The Department of Health noted that there is ongoing appointment availability in many parts of the state even as Phase 1A and B continue and 1C begins today. With the change in eligibility, those in Phase 2 will become eligible, opening up vaccines to all. Our ongoing initiative with the Area Agencies on Aging to provide assistance to vulnerable seniors for accessing vaccine will continue, as will our other equity initiatives.

“Everyone needs and should be afforded the opportunity to access the vaccine as soon as possible,” Acting Sec. of Health Alison Beam said. “And, this change provides earlier access for many, including college students increasing the likelihood of completion of two-dose regimens prior to leaving campus for the summer. It also means simpler, streamlined operations for vaccine providers that no longer need to check eligibility of people making appointments.”

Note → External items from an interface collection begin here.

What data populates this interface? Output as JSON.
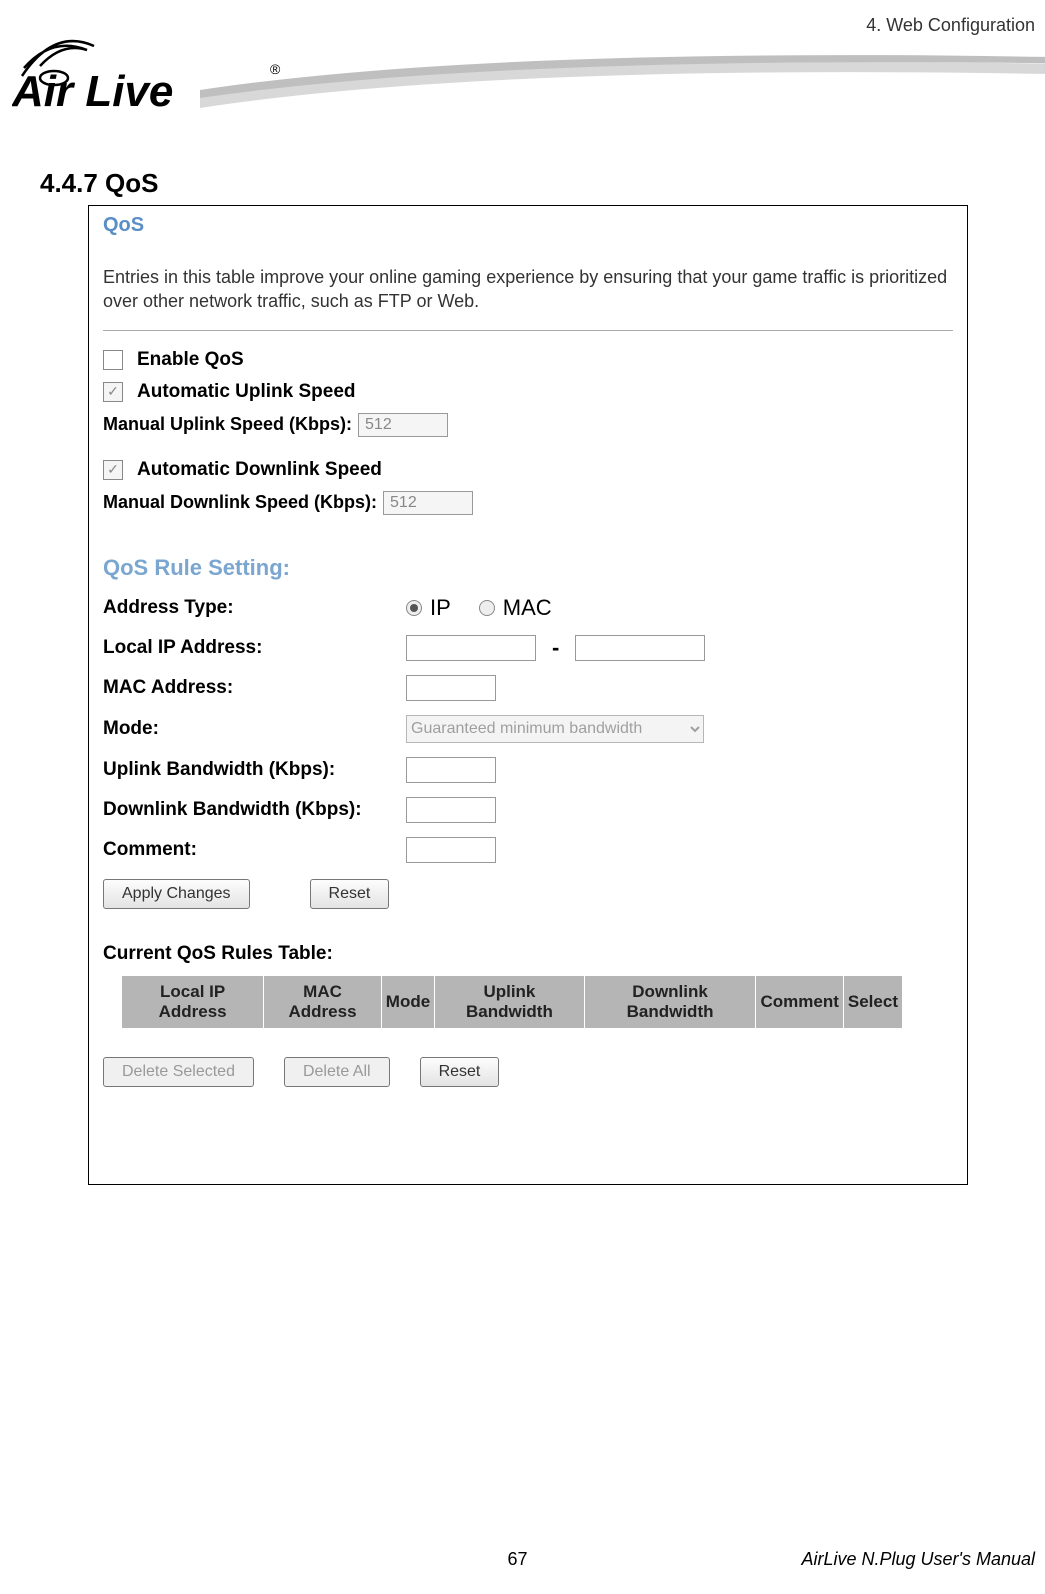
{
  "header": {
    "breadcrumb": "4. Web Configuration"
  },
  "logo": {
    "name": "Air Live",
    "reg": "®"
  },
  "section": {
    "heading": "4.4.7 QoS"
  },
  "panel": {
    "title": "QoS",
    "intro": "Entries in this table improve your online gaming experience by ensuring that your game traffic is prioritized over other network traffic, such as FTP or Web.",
    "enable_qos": "Enable QoS",
    "auto_uplink": "Automatic Uplink Speed",
    "manual_uplink_label": "Manual Uplink Speed (Kbps):",
    "manual_uplink_value": "512",
    "auto_downlink": "Automatic Downlink Speed",
    "manual_downlink_label": "Manual Downlink Speed (Kbps):",
    "manual_downlink_value": "512"
  },
  "rule": {
    "heading": "QoS Rule Setting:",
    "address_type": "Address Type:",
    "ip": "IP",
    "mac": "MAC",
    "local_ip": "Local IP Address:",
    "mac_addr": "MAC Address:",
    "mode": "Mode:",
    "mode_option": "Guaranteed minimum bandwidth",
    "uplink_bw": "Uplink Bandwidth (Kbps):",
    "downlink_bw": "Downlink Bandwidth (Kbps):",
    "comment": "Comment:",
    "apply": "Apply Changes",
    "reset": "Reset"
  },
  "table": {
    "title": "Current QoS Rules Table:",
    "headers": [
      "Local IP Address",
      "MAC Address",
      "Mode",
      "Uplink Bandwidth",
      "Downlink Bandwidth",
      "Comment",
      "Select"
    ],
    "delete_selected": "Delete Selected",
    "delete_all": "Delete All",
    "reset2": "Reset"
  },
  "footer": {
    "page": "67",
    "manual": "AirLive N.Plug User's Manual"
  }
}
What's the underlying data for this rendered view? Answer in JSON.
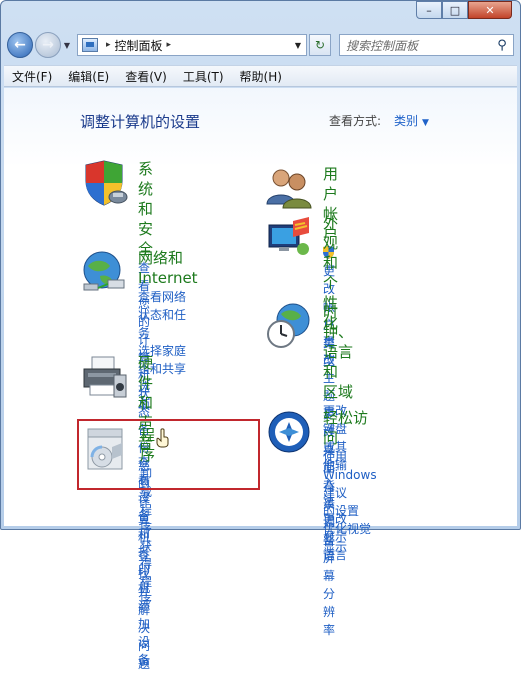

To date, Pennsylvania providers have administered more than 6 million vaccines and the state is ranked among the top 20 states for first-dose vaccinations. More than 2.4 million Pennsylvanians are fully vaccinated.

Pennsylvanians can find providers on the COVID-19 Vaccine Provider Map here.

“Please get vaccinated,” said Sen. Art Haywood.

“It is precisely the bipartisan cooperation of this Joint Task Force coupled with the tremendous work of our provider network that has allowed our Commonwealth to make rapid progress in our vaccine rollout, now expanding eligibility so that every Pennsylvanian who wants to be vaccinated has the opportunity to do so immediately,” said Sen. Ryan Aument. “Because we have maintained our commitment to residents within phases 1A and 1B, we can now further accelerate the rollout and protect our communities, particularly by ensuring that college students can be vaccinated before returning home to their families for the summer.”

“The administration, our task force, and all of our local providers have collaborated together to achieve the goal put forth by President Biden,” said Rep. Bridget Kosierowski. “With the number of COVID-19 positive cases continuing to rise some areas of our state, it is imperative that everyone who wants to schedule an appointment for a vaccine can  have that opportunity to do so.“

“I’m pleased we are able to speed up eligibility so that all Pennsylvanians who want a vaccine can schedule one,” Rep. Tim O’Neal said. “Western Pennsylvania has hosted a number of vaccine clinics in recent days where supply has outstripped demand. We were able to get approval to expand eligibility at one of these clinics, but it only makes sense to open vaccinations to all. The work of the task force has shown when all parties work in a collaborative fashion, we can accomplish a lot in a short timeframe.”

“This further-accelerated plan will move us much closer to the goal of vaccinating Pennsylvanians as quickly and equitably as possible,” Gov. Wolf said.


Lyndsay Kensinger, Governor’s Office
Barry Ciccocioppo, Health